▶ [EXERCISE GOAL]
Search the data for the word "title". Reproduce every line where it is found.

*** Opening of PROVIDED RECORDS ***

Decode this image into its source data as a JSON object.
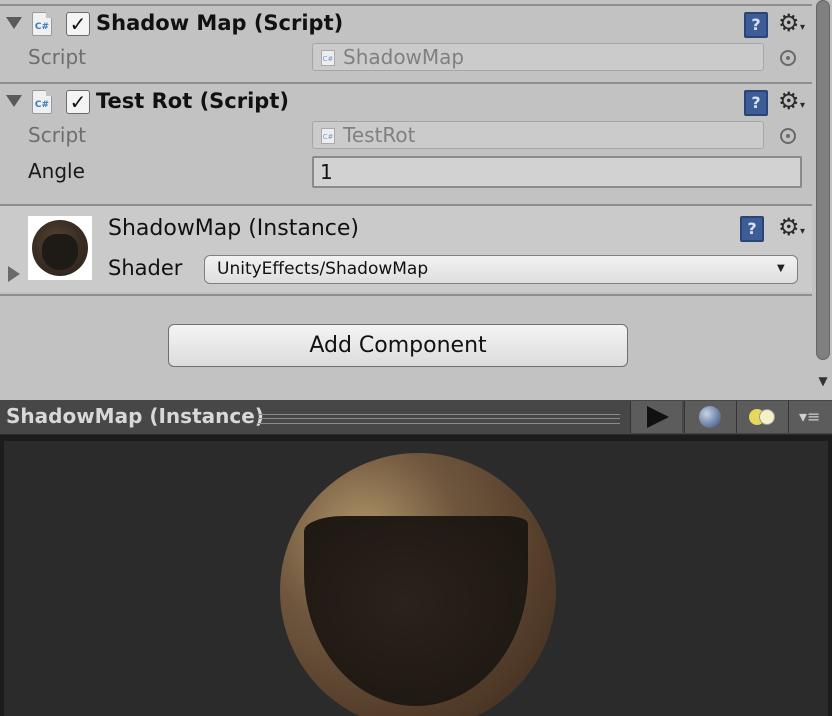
{
  "components": [
    {
      "title": "Shadow Map (Script)",
      "enabled": true,
      "props": [
        {
          "label": "Script",
          "value": "ShadowMap"
        }
      ]
    },
    {
      "title": "Test Rot (Script)",
      "enabled": true,
      "props": [
        {
          "label": "Script",
          "value": "TestRot"
        },
        {
          "label": "Angle",
          "value": "1"
        }
      ]
    }
  ],
  "material": {
    "title": "ShadowMap (Instance)",
    "shader_label": "Shader",
    "shader_value": "UnityEffects/ShadowMap"
  },
  "add_component_label": "Add Component",
  "preview": {
    "title": "ShadowMap (Instance)"
  },
  "icons": {
    "script": "csharp-script-icon",
    "help": "help-book-icon",
    "settings": "gear-icon",
    "object_picker": "target-icon",
    "play": "play-icon",
    "preview_mesh": "sphere-icon",
    "lighting": "light-icon",
    "menu": "menu-icon"
  },
  "colors": {
    "inspector_bg": "#c2c2c2",
    "preview_bg": "#2b2b2b",
    "help_blue": "#3e5d97"
  }
}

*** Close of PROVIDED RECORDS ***

▶ [ANSWER TO THIS EXERCISE]
      "title": "Shadow Map (Script)",
      "title": "Test Rot (Script)",
    "title": "ShadowMap (Instance)",
    "title": "ShadowMap (Instance)"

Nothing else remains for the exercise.